New Asian mosquito found in B.C. a potential disease carrier

Mosquito species that can spread encephalitis found in Maple Ridge, Mission, believed established in Lower Mainland

A new potentially disease-carrying mosquito species not previously found in Western Canada is now believed to be breeding in the Lower Mainland. This adult female was found in Mission in May.

An invasive Asian mosquito that can carry diseases such as encephalitis has been detected for the first time in Western Canada, at a site in Metro Vancouver.

SFU biologist Peter Belton was among the researchers who found the Aedes Japonicus mosquito species breeding in water on a tarp in a Maple Ridge backyard.

The closest the species had been detected previously was in southern Washington and Oregon in 2008, and it has been found in Eastern Canada and the U.S. since 1998.

The mosquito is capable of transmitting West Nile virus, three types of encephalitis and Chikungunya, a viral disease that causes fever and severe joint pain mainly in Africa and Asia.

Belton says the mosquito could pose a significant public health hazard in the future if global warming expands the distribution of the diseases it can carry.

“We believe it could be a significant threat to the health of humans and domestic animals and recommend that its population should be monitored,” Belton and other researchers said in their paper published in the Journal of Medical Entomology.

There is no current concern about disease spread from the new species but that could change, said Scott McMahon, operations manager for Culex Environmental, which monitors mosquitos in the region for Metro Vancouver.

“West Nile was never in Canada before either,” he said, adding that could be a cautionary tale for the eventual arrival of a new disease.
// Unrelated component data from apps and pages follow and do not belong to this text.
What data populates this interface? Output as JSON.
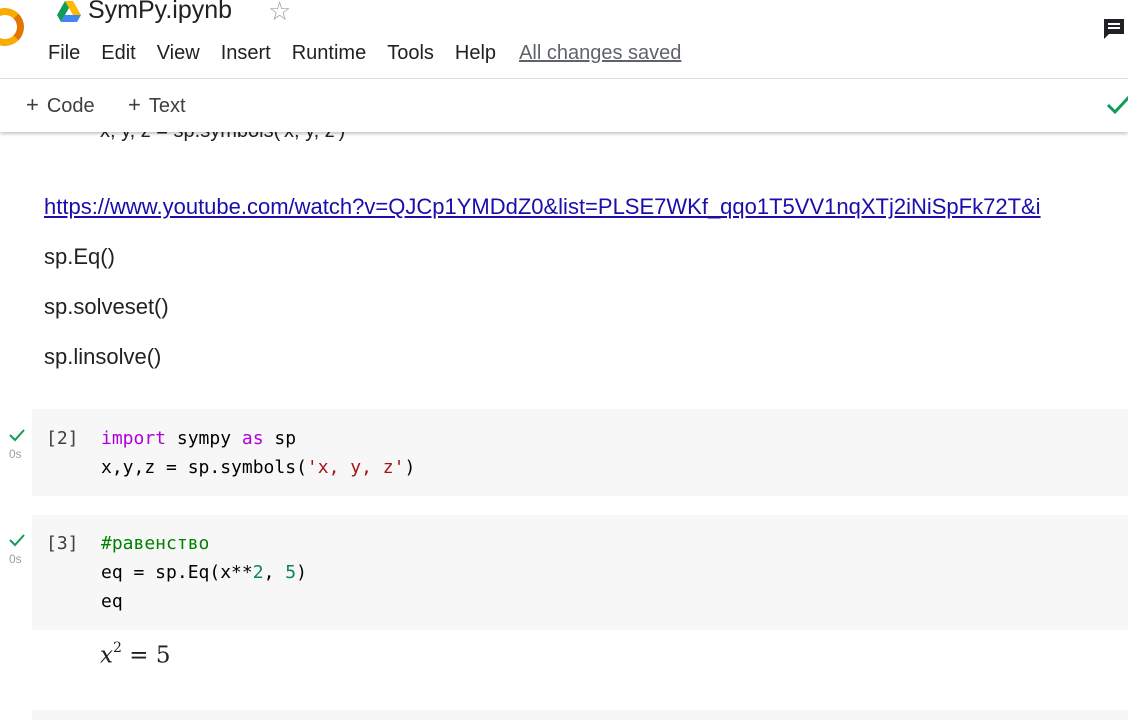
{
  "header": {
    "title": "SymPy.ipynb",
    "menu": [
      "File",
      "Edit",
      "View",
      "Insert",
      "Runtime",
      "Tools",
      "Help"
    ],
    "save_status": "All changes saved"
  },
  "toolbar": {
    "add_code_label": "Code",
    "add_text_label": "Text"
  },
  "notebook": {
    "cut_off_text": "x, y, z = sp.symbols('x, y, z')",
    "markdown": {
      "link": "https://www.youtube.com/watch?v=QJCp1YMDdZ0&list=PLSE7WKf_qqo1T5VV1nqXTj2iNiSpFk72T&i",
      "lines": [
        "sp.Eq()",
        "sp.solveset()",
        "sp.linsolve()"
      ]
    },
    "cells": [
      {
        "exec_count": "[2]",
        "exec_time": "0s",
        "code": {
          "l1_kw1": "import",
          "l1_mid": " sympy ",
          "l1_kw2": "as",
          "l1_end": " sp",
          "l2_pre": "x,y,z = sp.symbols(",
          "l2_str": "'x, y, z'",
          "l2_post": ")"
        }
      },
      {
        "exec_count": "[3]",
        "exec_time": "0s",
        "code": {
          "l1_comment": "#равенство",
          "l2_pre": "eq = sp.Eq(x**",
          "l2_num1": "2",
          "l2_mid": ", ",
          "l2_num2": "5",
          "l2_post": ")",
          "l3": "eq"
        },
        "output": {
          "base": "x",
          "exponent": "2",
          "equals": "=",
          "rhs": "5"
        }
      }
    ]
  },
  "colors": {
    "accent_green": "#0f9d58",
    "link": "#1a0dab",
    "cell_bg": "#f7f7f7",
    "keyword": "#af00db",
    "string": "#a31515",
    "number": "#098658",
    "comment": "#008000"
  },
  "icons": {
    "logo": "colab-logo",
    "drive": "google-drive-icon",
    "star": "star-icon",
    "comment": "comment-icon",
    "connected": "check-icon"
  }
}
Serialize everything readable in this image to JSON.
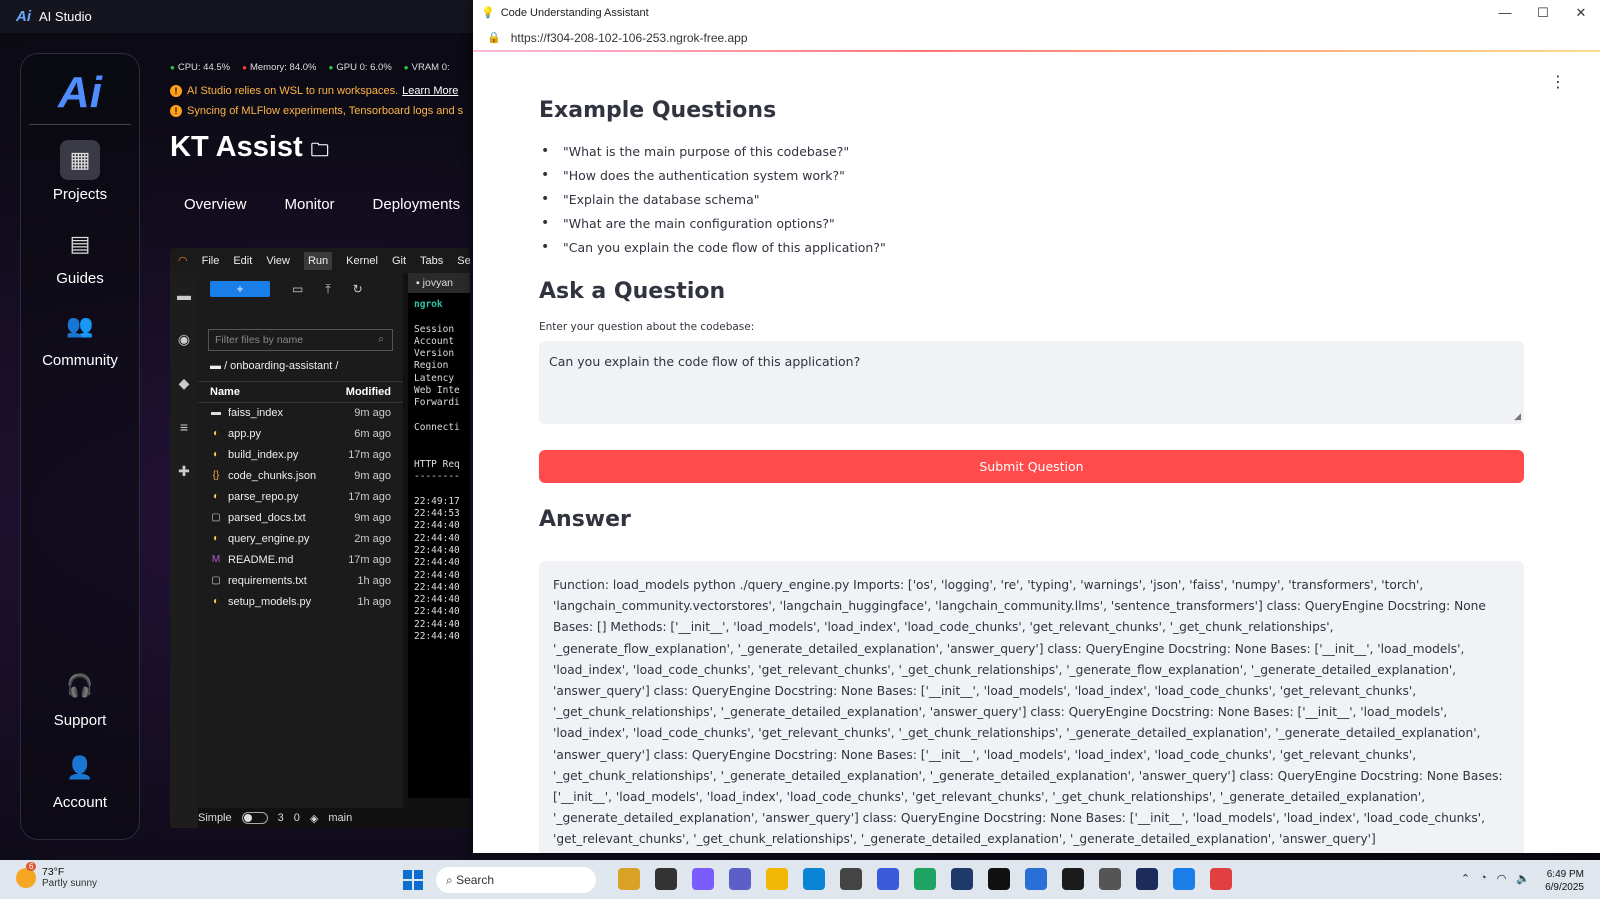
{
  "studio": {
    "title": "AI Studio",
    "nav": {
      "projects": "Projects",
      "guides": "Guides",
      "community": "Community",
      "support": "Support",
      "account": "Account"
    },
    "stats": {
      "cpu": "CPU: 44.5%",
      "memory": "Memory: 84.0%",
      "gpu": "GPU 0: 6.0%",
      "vram": "VRAM 0:"
    },
    "notice1": "AI Studio relies on WSL to run workspaces.",
    "notice1_link": "Learn More",
    "notice2": "Syncing of MLFlow experiments, Tensorboard logs and s",
    "project_title": "KT Assist",
    "tabs": [
      "Overview",
      "Monitor",
      "Deployments"
    ]
  },
  "jupyter": {
    "menu": [
      "File",
      "Edit",
      "View",
      "Run",
      "Kernel",
      "Git",
      "Tabs",
      "Sett"
    ],
    "search_placeholder": "Filter files by name",
    "path": "/ onboarding-assistant /",
    "col_name": "Name",
    "col_modified": "Modified",
    "files": [
      {
        "name": "faiss_index",
        "modified": "9m ago",
        "icon": "folder-icon"
      },
      {
        "name": "app.py",
        "modified": "6m ago",
        "icon": "python-icon"
      },
      {
        "name": "build_index.py",
        "modified": "17m ago",
        "icon": "python-icon"
      },
      {
        "name": "code_chunks.json",
        "modified": "9m ago",
        "icon": "json-icon"
      },
      {
        "name": "parse_repo.py",
        "modified": "17m ago",
        "icon": "python-icon"
      },
      {
        "name": "parsed_docs.txt",
        "modified": "9m ago",
        "icon": "file-icon"
      },
      {
        "name": "query_engine.py",
        "modified": "2m ago",
        "icon": "python-icon"
      },
      {
        "name": "README.md",
        "modified": "17m ago",
        "icon": "markdown-icon"
      },
      {
        "name": "requirements.txt",
        "modified": "1h ago",
        "icon": "file-icon"
      },
      {
        "name": "setup_models.py",
        "modified": "1h ago",
        "icon": "python-icon"
      }
    ],
    "terminal_tab": "jovyan",
    "terminal_lines": [
      "ngrok",
      "",
      "Session",
      "Account",
      "Version",
      "Region",
      "Latency",
      "Web Inte",
      "Forwardi",
      "",
      "Connecti",
      "",
      "",
      "HTTP Req",
      "--------",
      "",
      "22:49:17",
      "22:44:53",
      "22:44:40",
      "22:44:40",
      "22:44:40",
      "22:44:40",
      "22:44:40",
      "22:44:40",
      "22:44:40",
      "22:44:40",
      "22:44:40",
      "22:44:40"
    ],
    "status": {
      "mode": "Simple",
      "count1": "3",
      "count2": "0",
      "branch": "main"
    }
  },
  "browser": {
    "window_title": "Code Understanding Assistant",
    "url": "https://f304-208-102-106-253.ngrok-free.app",
    "examples_title": "Example Questions",
    "examples": [
      "\"What is the main purpose of this codebase?\"",
      "\"How does the authentication system work?\"",
      "\"Explain the database schema\"",
      "\"What are the main configuration options?\"",
      "\"Can you explain the code flow of this application?\""
    ],
    "ask_title": "Ask a Question",
    "question_label": "Enter your question about the codebase:",
    "question_value": "Can you explain the code flow of this application?",
    "submit_label": "Submit Question",
    "answer_title": "Answer",
    "answer_text": "Function: load_models python ./query_engine.py Imports: ['os', 'logging', 're', 'typing', 'warnings', 'json', 'faiss', 'numpy', 'transformers', 'torch', 'langchain_community.vectorstores', 'langchain_huggingface', 'langchain_community.llms', 'sentence_transformers'] class: QueryEngine Docstring: None Bases: [] Methods: ['__init__', 'load_models', 'load_index', 'load_code_chunks', 'get_relevant_chunks', '_get_chunk_relationships', '_generate_flow_explanation', '_generate_detailed_explanation', 'answer_query'] class: QueryEngine Docstring: None Bases: ['__init__', 'load_models', 'load_index', 'load_code_chunks', 'get_relevant_chunks', '_get_chunk_relationships', '_generate_flow_explanation', '_generate_detailed_explanation', 'answer_query'] class: QueryEngine Docstring: None Bases: ['__init__', 'load_models', 'load_index', 'load_code_chunks', 'get_relevant_chunks', '_get_chunk_relationships', '_generate_detailed_explanation', 'answer_query'] class: QueryEngine Docstring: None Bases: ['__init__', 'load_models', 'load_index', 'load_code_chunks', 'get_relevant_chunks', '_get_chunk_relationships', '_generate_detailed_explanation', '_generate_detailed_explanation', 'answer_query'] class: QueryEngine Docstring: None Bases: ['__init__', 'load_models', 'load_index', 'load_code_chunks', 'get_relevant_chunks', '_get_chunk_relationships', '_generate_detailed_explanation', '_generate_detailed_explanation', 'answer_query'] class: QueryEngine Docstring: None Bases: ['__init__', 'load_models', 'load_index', 'load_code_chunks', 'get_relevant_chunks', '_get_chunk_relationships', '_generate_detailed_explanation', '_generate_detailed_explanation', 'answer_query'] class: QueryEngine Docstring: None Bases: ['__init__', 'load_models', 'load_index', 'load_code_chunks', 'get_relevant_chunks', '_get_chunk_relationships', '_generate_detailed_explanation', '_generate_detailed_explanation', 'answer_query']"
  },
  "taskbar": {
    "weather_badge": "6",
    "temp": "73°F",
    "condition": "Partly sunny",
    "search": "Search",
    "time": "6:49 PM",
    "date": "6/9/2025",
    "app_colors": [
      "#d9a227",
      "#333",
      "#7b5cff",
      "#5b5fc7",
      "#f2b705",
      "#0a84d6",
      "#444",
      "#3a5bd9",
      "#1da462",
      "#1f3a68",
      "#111",
      "#2a6fd6",
      "#1b1b1b",
      "#555",
      "#1a2b5c",
      "#1a7ee8",
      "#e04040"
    ]
  },
  "colors": {
    "accent": "#ff4b4b",
    "input_bg": "#f0f2f6",
    "jupyter_blue": "#1a7ee8"
  }
}
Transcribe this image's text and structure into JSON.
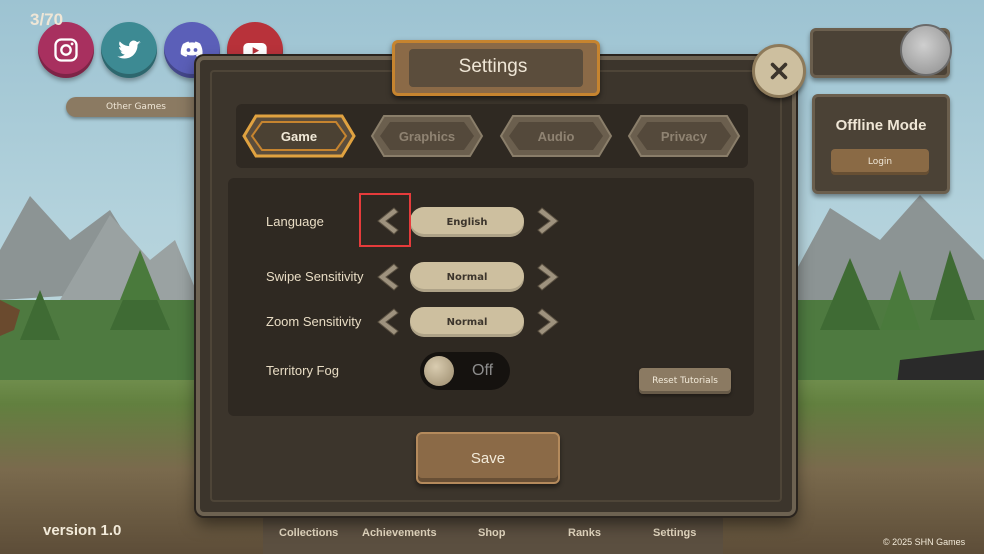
{
  "social": {
    "icons": [
      "instagram-icon",
      "twitter-icon",
      "discord-icon",
      "youtube-icon"
    ],
    "colors": [
      "#a8305f",
      "#3d8a93",
      "#5b5fb8",
      "#b8323a"
    ],
    "other_games_label": "Other Games"
  },
  "counter": {
    "value": "3/70"
  },
  "offline": {
    "title": "Offline Mode",
    "login_label": "Login"
  },
  "modal": {
    "title": "Settings"
  },
  "tabs": [
    {
      "label": "Game",
      "active": true
    },
    {
      "label": "Graphics",
      "active": false
    },
    {
      "label": "Audio",
      "active": false
    },
    {
      "label": "Privacy",
      "active": false
    }
  ],
  "settings": {
    "language": {
      "label": "Language",
      "value": "English"
    },
    "swipe": {
      "label": "Swipe Sensitivity",
      "value": "Normal"
    },
    "zoom": {
      "label": "Zoom Sensitivity",
      "value": "Normal"
    },
    "fog": {
      "label": "Territory Fog",
      "value": "Off"
    },
    "reset_label": "Reset Tutorials"
  },
  "save_label": "Save",
  "nav": [
    "Collections",
    "Achievements",
    "Shop",
    "Ranks",
    "Settings"
  ],
  "version": "version 1.0",
  "copyright": "© 2025 SHN Games",
  "colors": {
    "accent_orange": "#c6842f",
    "panel": "#3c352c",
    "highlight": "#e53b3b"
  }
}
“You don’t know how it might be introduced, but we’re one step closer I would say,” McMahon said.

“To have a pathogen and the transmission of it you need the right (mosquito) species and the right pathogen. Now we have one out of two.”

Researchers first identified the Japonicus larvae in July 2014 in a Maple Ridge garden, where more than 200 were counted by early 2015.

An adult female was found feeding 13 kilometres further east in in Mission in May.

That led the researchers to conclude at least two populations have been established in the Lower Mainland.

SFU researchers and Culex Environmental are continuing to study the insects, hoping to pinpoint their origin through DNA and determine how they are most likely to spread.

The mosquito has been known to spread rapidly in other regions it has invaded and often is found breeding in old car tires.

Tarp in Maple Ridge where new mosquito species was first identified.

Just Posted

Police watchdog investigating two officers after Langley teen’s suspected overdose

According to IIO, two officers were deployed to help Carson Crimeni but did not locate him before he died

Auditor general to release ‘executive expenses’ report for Surrey School District

Report is to determine whether employer-paid expenses ‘comply’ with applicable district policies

Grieving South Surrey mom ‘disappointed’ province not moving quicker to fix recovery homes

Min. Judy Darcy says new regulations, effective Dec. 1, follow ‘many horror stories’

Surrey school district unveils its first rainbow crosswalk

Superintendent Jordan Tinney says colour crossing ‘a statement that everyone is welcome in Surrey’

North Delta MLA Ravi Kahlon cleared of conflict allegations

Commissioner finds MLA’s father’s taxi licence doesn’t equal a conflict of interest while working on ride-sharing regulations

Pickle me this: All the outrageous foods at this year’s PNE

Pickled cotton candy, deep-fried chicken skins, and ramen corndogs are just a start

New study suggests autism overdiagnosed: Canadian expert

Laurent Mottron: ‘Autistic people we test now are less and less different than typical people’

B.C. father tells judge he did not kill his young daughters

Andrew Berry pleaded not guilty to the December 2017 deaths

Trans Mountain gives contractors 30 days to get workers, supplies ready for pipeline

Crown corporation believes the expansion project could be in service by mid-2022

Mammoth sturgeon catch was ‘a fish of a lifetime’ for Chilliwack guide

Sturgeon was so enormous it tied for largest specimen every tagged and released in the Fraser

Fraser River sea bus proposed to hook into TransLink system

Maple Ridge councillor just wants to start discussion

Rosemount cooked diced chicken linked to listeria case in B.C.

The symptoms of listeria include vomiting, nausea, fever, muscle aches

Body found believed to be missing Chilliwack senior with dementia

Police say case is now in the hands of the coroner

Most Read